Celtics Question of the Day: Did C's improve more in frontcourt or backcourt?


Celtics Question of the Day: Did C's improve more in frontcourt or backcourt?

The Boston Celtics added lots of talent across the board with between their guards and some much-needed size.

But where did the C's improve the most, on the perimeter or in the frontcourt?

While there's clearly more sizzle with the talent Boston added in the backcourt, there's no question the substance of the Celtics' frontcourt has been significantly upgraded.

Consider this: The Celtics went into the playoffs last season with rookie Greg Stiemsma along with Ryan Hollins and Sean Williams as their backup centers.

Fast forward to this season's squad. Even if you take away Boston's top two big men off the bench -- Chris Wilcox and, most likely, Jarred Sullinger -- that still leaves the C's with Darko Milicic, Jason Collins and rookie first-round pick Fab Melo.

I know. It doesn't exactly wow me, either. But considering what the Celtics had to work with during the playoffs last season, there's little doubt that this year's trio of backup big men behind the backups is better.

For all of Milicic's shortcomings as a player, he has proven to be a solid shot-blocker. He averaged two blocked shots per game during the 2010-2011 season, which ranked fifth in the NBA.

Jason Collins has the size and strength to be an asset against some of the league's more powerful centers like Dwight Howard of the Los Angeles Lakers and Andrew Bynum of the Philadelphia 76ers.

While Melo is very much a work in progress, his greatest quality while in college at Syracuse University was his defense and shot-blocking.

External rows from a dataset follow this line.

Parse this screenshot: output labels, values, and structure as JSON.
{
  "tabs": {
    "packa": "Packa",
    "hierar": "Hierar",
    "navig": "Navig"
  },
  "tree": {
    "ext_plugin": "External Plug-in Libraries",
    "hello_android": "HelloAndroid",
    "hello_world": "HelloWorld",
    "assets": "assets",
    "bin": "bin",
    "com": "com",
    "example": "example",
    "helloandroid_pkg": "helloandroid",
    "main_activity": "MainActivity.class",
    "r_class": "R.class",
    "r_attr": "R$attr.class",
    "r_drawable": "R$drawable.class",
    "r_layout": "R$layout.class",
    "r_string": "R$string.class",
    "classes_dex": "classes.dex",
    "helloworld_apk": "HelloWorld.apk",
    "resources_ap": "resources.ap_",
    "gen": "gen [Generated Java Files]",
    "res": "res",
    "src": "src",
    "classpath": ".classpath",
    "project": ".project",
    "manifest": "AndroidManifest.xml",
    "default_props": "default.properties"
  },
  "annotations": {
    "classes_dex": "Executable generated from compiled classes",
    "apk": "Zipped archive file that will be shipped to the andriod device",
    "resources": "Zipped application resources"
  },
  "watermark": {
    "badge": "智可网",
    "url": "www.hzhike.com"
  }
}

The key additions Boston made in the backcourt were Jason Terry and Courtney Lee.

Lee will start with Avery Bradley (shoulder), who's not expected back at the start of the season, and Terry will reprise his reserve role in Dallas as a high-impact sixth man off the C's bench.

Having both around will soften the blow of not having Bradley at the start of the season. In addition, they will also help fill the gaping hole left behind when Ray Allen decided to sign with the Miami Heat this summer.

As important as guard play will be to Boston's success, having enough frontcourt depth will be vital to Boston having the kind of postseason they envision.

In the C's seven-game series loss to the Miami Heat in the Eastern Conference finals, Boston was plus-1 on the boards in their three wins. And in their four losses, the Celtics were out-rebounded by 30.

A big part of those struggles on the boards had to do with the C's having to go deeper into its frontcourt pool than intended.

But this season, the Celtics have addressed that clear area of weakness. Boston not only has enough bigs to compete. The Celtics now have enough bigs -- behind their primary bigs -- to make a legitimate charge at the only thing this franchise cares about: Banner 18.

Tim Welsh: Celtics already over-achieving without a 'superstar'

Tim Welsh: Celtics already over-achieving without a 'superstar'

Chris Forsberg and Tim Welsh talk with Tom Giles about the Celtics and Cousins being traded to the Pelicans.

Twitter reacts to Isaiah Thomas' cryptic eyeball emoji tweet

Twitter reacts to Isaiah Thomas' cryptic eyeball emoji tweet

Isaiah Thomas didn't have to tweet any words to set Twitter ablaze in Boston. The Boston Celtics guard tweeted a eye emoji on Monday night.

And that was enough to spark trade speculation and jokes -- lots of jokes.

With New England on edge following the DeMarcus Cousins trade, Boston fans and many members of the media responded on twitter.

They reacted to Thomas' tweet featuring eyeball emoji with thoughts a trade for Jimmy Butler may be in store.

Be sure to check out all the hilarious tweets below.

There was the rational approach.

The playful response.

The not-so rational response.

And perhaps the most important tweet from Celtics assistant general manager Mike Zarren